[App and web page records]
#####

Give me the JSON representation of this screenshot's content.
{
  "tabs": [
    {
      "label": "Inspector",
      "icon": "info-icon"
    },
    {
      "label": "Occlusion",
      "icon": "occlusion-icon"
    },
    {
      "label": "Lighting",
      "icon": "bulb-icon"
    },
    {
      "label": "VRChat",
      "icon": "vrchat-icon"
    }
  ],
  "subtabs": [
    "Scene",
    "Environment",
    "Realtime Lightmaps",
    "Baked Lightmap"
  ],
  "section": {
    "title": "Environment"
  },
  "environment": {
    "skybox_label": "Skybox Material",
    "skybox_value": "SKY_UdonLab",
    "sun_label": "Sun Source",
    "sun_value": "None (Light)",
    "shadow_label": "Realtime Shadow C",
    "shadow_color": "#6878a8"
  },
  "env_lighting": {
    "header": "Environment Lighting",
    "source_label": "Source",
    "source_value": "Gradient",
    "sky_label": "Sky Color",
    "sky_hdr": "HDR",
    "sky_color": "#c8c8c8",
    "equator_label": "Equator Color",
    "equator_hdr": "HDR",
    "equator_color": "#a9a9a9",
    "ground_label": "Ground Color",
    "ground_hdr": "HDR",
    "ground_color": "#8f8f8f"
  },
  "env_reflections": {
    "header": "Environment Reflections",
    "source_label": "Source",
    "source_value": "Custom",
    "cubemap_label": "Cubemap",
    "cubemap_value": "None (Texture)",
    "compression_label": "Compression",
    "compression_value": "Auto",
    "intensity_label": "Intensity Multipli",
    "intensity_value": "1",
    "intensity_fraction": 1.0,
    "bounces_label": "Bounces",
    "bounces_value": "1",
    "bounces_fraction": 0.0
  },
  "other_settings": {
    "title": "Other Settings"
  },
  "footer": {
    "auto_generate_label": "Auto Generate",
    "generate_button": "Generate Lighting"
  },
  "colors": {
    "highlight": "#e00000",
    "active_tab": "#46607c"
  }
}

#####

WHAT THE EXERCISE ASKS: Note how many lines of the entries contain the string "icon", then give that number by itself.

YOUR SOLUTION: 4